_Work to complete:_
Retype the listing exactly, so that the copy matches it line for line.
(Information supplied)
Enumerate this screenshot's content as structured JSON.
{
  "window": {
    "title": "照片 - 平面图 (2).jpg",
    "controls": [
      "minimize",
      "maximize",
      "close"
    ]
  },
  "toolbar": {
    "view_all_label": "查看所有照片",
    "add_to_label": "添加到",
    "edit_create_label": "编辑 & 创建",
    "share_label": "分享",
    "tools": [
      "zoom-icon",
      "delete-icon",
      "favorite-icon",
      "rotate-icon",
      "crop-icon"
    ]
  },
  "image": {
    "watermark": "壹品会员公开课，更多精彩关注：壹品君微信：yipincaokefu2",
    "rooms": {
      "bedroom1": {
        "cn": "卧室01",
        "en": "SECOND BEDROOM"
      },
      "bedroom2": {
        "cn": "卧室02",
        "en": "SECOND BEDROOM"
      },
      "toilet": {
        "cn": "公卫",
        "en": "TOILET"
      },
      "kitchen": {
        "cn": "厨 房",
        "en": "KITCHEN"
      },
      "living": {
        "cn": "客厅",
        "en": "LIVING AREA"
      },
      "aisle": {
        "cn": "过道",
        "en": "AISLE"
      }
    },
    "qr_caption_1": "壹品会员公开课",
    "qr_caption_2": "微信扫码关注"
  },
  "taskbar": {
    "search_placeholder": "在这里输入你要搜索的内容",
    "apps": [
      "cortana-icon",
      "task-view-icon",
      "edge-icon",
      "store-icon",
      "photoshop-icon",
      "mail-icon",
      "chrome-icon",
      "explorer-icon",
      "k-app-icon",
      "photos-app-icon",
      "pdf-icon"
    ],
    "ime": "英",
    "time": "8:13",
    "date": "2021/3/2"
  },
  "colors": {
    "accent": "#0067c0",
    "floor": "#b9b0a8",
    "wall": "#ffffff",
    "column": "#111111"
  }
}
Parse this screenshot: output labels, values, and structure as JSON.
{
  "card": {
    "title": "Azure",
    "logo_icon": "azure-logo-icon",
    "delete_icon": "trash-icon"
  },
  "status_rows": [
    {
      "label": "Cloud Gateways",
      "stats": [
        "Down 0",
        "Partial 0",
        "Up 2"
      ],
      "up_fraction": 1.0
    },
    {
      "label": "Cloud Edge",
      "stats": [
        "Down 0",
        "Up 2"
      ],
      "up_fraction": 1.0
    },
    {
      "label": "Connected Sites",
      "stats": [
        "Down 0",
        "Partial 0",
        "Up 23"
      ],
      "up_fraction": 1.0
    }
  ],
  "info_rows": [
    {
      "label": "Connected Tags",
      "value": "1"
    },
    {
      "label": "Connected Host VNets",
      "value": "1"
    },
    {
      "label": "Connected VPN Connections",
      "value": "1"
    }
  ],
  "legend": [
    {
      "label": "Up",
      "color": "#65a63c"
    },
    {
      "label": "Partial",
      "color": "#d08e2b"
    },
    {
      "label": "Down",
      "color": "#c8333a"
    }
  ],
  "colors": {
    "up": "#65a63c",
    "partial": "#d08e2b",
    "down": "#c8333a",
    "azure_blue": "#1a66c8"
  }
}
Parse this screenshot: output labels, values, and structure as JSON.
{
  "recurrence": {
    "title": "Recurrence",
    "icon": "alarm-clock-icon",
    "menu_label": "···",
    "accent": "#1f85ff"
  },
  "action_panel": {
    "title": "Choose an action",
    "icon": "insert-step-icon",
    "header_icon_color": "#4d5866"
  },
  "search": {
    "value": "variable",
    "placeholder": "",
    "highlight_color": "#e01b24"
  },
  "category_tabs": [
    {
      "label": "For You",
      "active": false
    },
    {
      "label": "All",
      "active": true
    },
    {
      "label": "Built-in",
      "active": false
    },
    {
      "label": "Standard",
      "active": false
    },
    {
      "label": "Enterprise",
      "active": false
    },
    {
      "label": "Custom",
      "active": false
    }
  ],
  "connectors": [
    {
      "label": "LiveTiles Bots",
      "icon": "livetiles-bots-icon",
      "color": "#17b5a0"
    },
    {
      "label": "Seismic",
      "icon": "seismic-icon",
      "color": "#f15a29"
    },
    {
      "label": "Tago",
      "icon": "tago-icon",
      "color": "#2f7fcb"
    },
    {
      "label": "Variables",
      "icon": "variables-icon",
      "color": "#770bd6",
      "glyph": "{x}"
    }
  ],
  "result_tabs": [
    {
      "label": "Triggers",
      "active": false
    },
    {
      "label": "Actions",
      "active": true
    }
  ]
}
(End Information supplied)
_Task solution:_
Enumerate this screenshot's content as structured JSON.
{
  "window": {
    "title": "照片 - 平面图 (2).jpg",
    "controls": [
      "minimize",
      "maximize",
      "close"
    ]
  },
  "toolbar": {
    "view_all_label": "查看所有照片",
    "add_to_label": "添加到",
    "edit_create_label": "编辑 & 创建",
    "share_label": "分享",
    "tools": [
      "zoom-icon",
      "delete-icon",
      "favorite-icon",
      "rotate-icon",
      "crop-icon"
    ]
  },
  "image": {
    "watermark": "壹品会员公开课，更多精彩关注：壹品君微信：yipincaokefu2",
    "rooms": {
      "bedroom1": {
        "cn": "卧室01",
        "en": "SECOND BEDROOM"
      },
      "bedroom2": {
        "cn": "卧室02",
        "en": "SECOND BEDROOM"
      },
      "toilet": {
        "cn": "公卫",
        "en": "TOILET"
      },
      "kitchen": {
        "cn": "厨 房",
        "en": "KITCHEN"
      },
      "living": {
        "cn": "客厅",
        "en": "LIVING AREA"
      },
      "aisle": {
        "cn": "过道",
        "en": "AISLE"
      }
    },
    "qr_caption_1": "壹品会员公开课",
    "qr_caption_2": "微信扫码关注"
  },
  "taskbar": {
    "search_placeholder": "在这里输入你要搜索的内容",
    "apps": [
      "cortana-icon",
      "task-view-icon",
      "edge-icon",
      "store-icon",
      "photoshop-icon",
      "mail-icon",
      "chrome-icon",
      "explorer-icon",
      "k-app-icon",
      "photos-app-icon",
      "pdf-icon"
    ],
    "ime": "英",
    "time": "8:13",
    "date": "2021/3/2"
  },
  "colors": {
    "accent": "#0067c0",
    "floor": "#b9b0a8",
    "wall": "#ffffff",
    "column": "#111111"
  }
}
Parse this screenshot: output labels, values, and structure as JSON.
{
  "card": {
    "title": "Azure",
    "logo_icon": "azure-logo-icon",
    "delete_icon": "trash-icon"
  },
  "status_rows": [
    {
      "label": "Cloud Gateways",
      "stats": [
        "Down 0",
        "Partial 0",
        "Up 2"
      ],
      "up_fraction": 1.0
    },
    {
      "label": "Cloud Edge",
      "stats": [
        "Down 0",
        "Up 2"
      ],
      "up_fraction": 1.0
    },
    {
      "label": "Connected Sites",
      "stats": [
        "Down 0",
        "Partial 0",
        "Up 23"
      ],
      "up_fraction": 1.0
    }
  ],
  "info_rows": [
    {
      "label": "Connected Tags",
      "value": "1"
    },
    {
      "label": "Connected Host VNets",
      "value": "1"
    },
    {
      "label": "Connected VPN Connections",
      "value": "1"
    }
  ],
  "legend": [
    {
      "label": "Up",
      "color": "#65a63c"
    },
    {
      "label": "Partial",
      "color": "#d08e2b"
    },
    {
      "label": "Down",
      "color": "#c8333a"
    }
  ],
  "colors": {
    "up": "#65a63c",
    "partial": "#d08e2b",
    "down": "#c8333a",
    "azure_blue": "#1a66c8"
  }
}
Parse this screenshot: output labels, values, and structure as JSON.
{
  "recurrence": {
    "title": "Recurrence",
    "icon": "alarm-clock-icon",
    "menu_label": "···",
    "accent": "#1f85ff"
  },
  "action_panel": {
    "title": "Choose an action",
    "icon": "insert-step-icon",
    "header_icon_color": "#4d5866"
  },
  "search": {
    "value": "variable",
    "placeholder": "",
    "highlight_color": "#e01b24"
  },
  "category_tabs": [
    {
      "label": "For You",
      "active": false
    },
    {
      "label": "All",
      "active": true
    },
    {
      "label": "Built-in",
      "active": false
    },
    {
      "label": "Standard",
      "active": false
    },
    {
      "label": "Enterprise",
      "active": false
    },
    {
      "label": "Custom",
      "active": false
    }
  ],
  "connectors": [
    {
      "label": "LiveTiles Bots",
      "icon": "livetiles-bots-icon",
      "color": "#17b5a0"
    },
    {
      "label": "Seismic",
      "icon": "seismic-icon",
      "color": "#f15a29"
    },
    {
      "label": "Tago",
      "icon": "tago-icon",
      "color": "#2f7fcb"
    },
    {
      "label": "Variables",
      "icon": "variables-icon",
      "color": "#770bd6",
      "glyph": "{x}"
    }
  ],
  "result_tabs": [
    {
      "label": "Triggers",
      "active": false
    },
    {
      "label": "Actions",
      "active": true
    }
  ]
}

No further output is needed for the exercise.